BEGIN EXERCISE MATERIALS
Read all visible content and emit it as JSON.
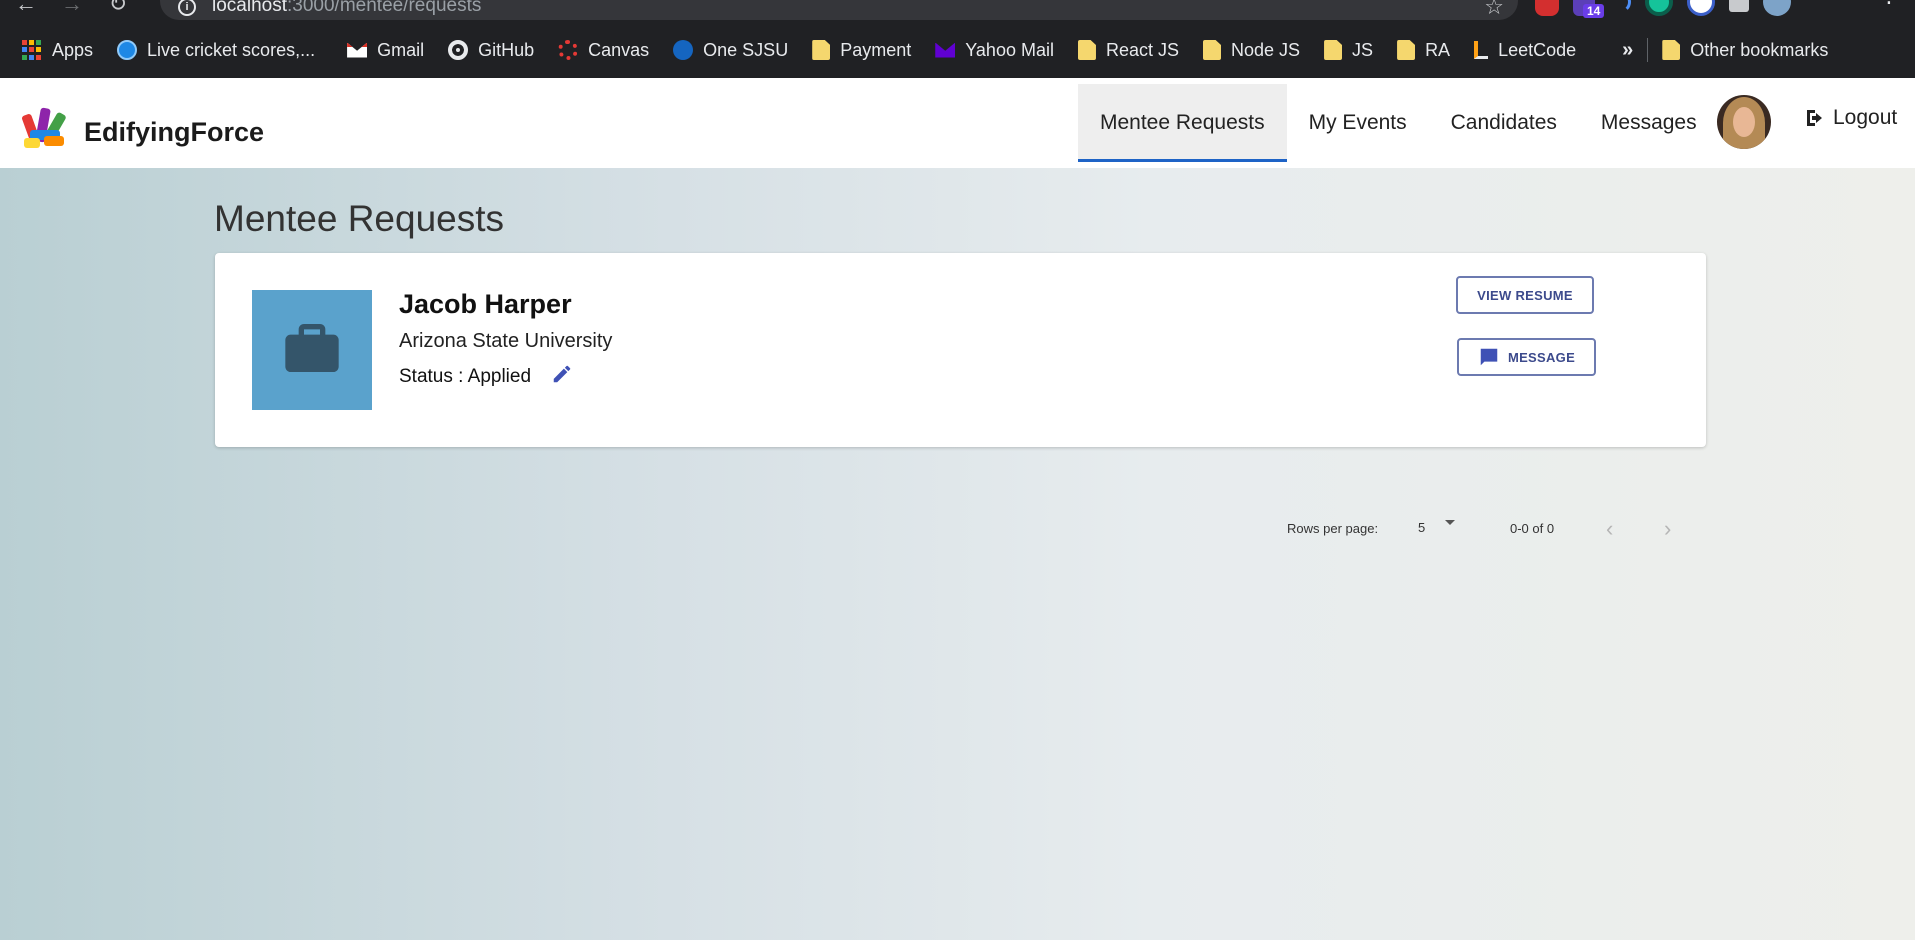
{
  "browser": {
    "url_host": "localhost",
    "url_path": ":3000/mentee/requests",
    "extension_badge": "14",
    "bookmarks": [
      {
        "label": "Apps",
        "icon": "apps-grid-icon"
      },
      {
        "label": "Live cricket scores,...",
        "icon": "globe-icon"
      },
      {
        "label": "Gmail",
        "icon": "gmail-icon"
      },
      {
        "label": "GitHub",
        "icon": "github-icon"
      },
      {
        "label": "Canvas",
        "icon": "canvas-icon"
      },
      {
        "label": "One SJSU",
        "icon": "sjsu-icon"
      },
      {
        "label": "Payment",
        "icon": "folder-icon"
      },
      {
        "label": "Yahoo Mail",
        "icon": "yahoo-mail-icon"
      },
      {
        "label": "React JS",
        "icon": "folder-icon"
      },
      {
        "label": "Node JS",
        "icon": "folder-icon"
      },
      {
        "label": "JS",
        "icon": "folder-icon"
      },
      {
        "label": "RA",
        "icon": "folder-icon"
      },
      {
        "label": "LeetCode",
        "icon": "leetcode-icon"
      }
    ],
    "overflow_label": "»",
    "other_bookmarks": "Other bookmarks"
  },
  "header": {
    "brand": "EdifyingForce",
    "nav": [
      {
        "label": "Mentee Requests",
        "active": true
      },
      {
        "label": "My Events",
        "active": false
      },
      {
        "label": "Candidates",
        "active": false
      },
      {
        "label": "Messages",
        "active": false
      }
    ],
    "logout": "Logout"
  },
  "main": {
    "title": "Mentee Requests",
    "requests": [
      {
        "name": "Jacob Harper",
        "school": "Arizona State University",
        "status": "Status : Applied",
        "view_resume": "VIEW RESUME",
        "message": "MESSAGE"
      }
    ],
    "pagination": {
      "rows_label": "Rows per page:",
      "rows_value": "5",
      "range": "0-0 of 0"
    }
  },
  "colors": {
    "accent": "#1e63c6",
    "button_text": "#3c4a8c",
    "thumb": "#5aa2cc"
  }
}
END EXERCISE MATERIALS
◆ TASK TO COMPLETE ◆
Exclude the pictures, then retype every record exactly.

◆ RESULT OF THIS TASK ◆
Read all visible content and emit it as JSON.
{
  "browser": {
    "url_host": "localhost",
    "url_path": ":3000/mentee/requests",
    "extension_badge": "14",
    "bookmarks": [
      {
        "label": "Apps",
        "icon": "apps-grid-icon"
      },
      {
        "label": "Live cricket scores,...",
        "icon": "globe-icon"
      },
      {
        "label": "Gmail",
        "icon": "gmail-icon"
      },
      {
        "label": "GitHub",
        "icon": "github-icon"
      },
      {
        "label": "Canvas",
        "icon": "canvas-icon"
      },
      {
        "label": "One SJSU",
        "icon": "sjsu-icon"
      },
      {
        "label": "Payment",
        "icon": "folder-icon"
      },
      {
        "label": "Yahoo Mail",
        "icon": "yahoo-mail-icon"
      },
      {
        "label": "React JS",
        "icon": "folder-icon"
      },
      {
        "label": "Node JS",
        "icon": "folder-icon"
      },
      {
        "label": "JS",
        "icon": "folder-icon"
      },
      {
        "label": "RA",
        "icon": "folder-icon"
      },
      {
        "label": "LeetCode",
        "icon": "leetcode-icon"
      }
    ],
    "overflow_label": "»",
    "other_bookmarks": "Other bookmarks"
  },
  "header": {
    "brand": "EdifyingForce",
    "nav": [
      {
        "label": "Mentee Requests",
        "active": true
      },
      {
        "label": "My Events",
        "active": false
      },
      {
        "label": "Candidates",
        "active": false
      },
      {
        "label": "Messages",
        "active": false
      }
    ],
    "logout": "Logout"
  },
  "main": {
    "title": "Mentee Requests",
    "requests": [
      {
        "name": "Jacob Harper",
        "school": "Arizona State University",
        "status": "Status : Applied",
        "view_resume": "VIEW RESUME",
        "message": "MESSAGE"
      }
    ],
    "pagination": {
      "rows_label": "Rows per page:",
      "rows_value": "5",
      "range": "0-0 of 0"
    }
  },
  "colors": {
    "accent": "#1e63c6",
    "button_text": "#3c4a8c",
    "thumb": "#5aa2cc"
  }
}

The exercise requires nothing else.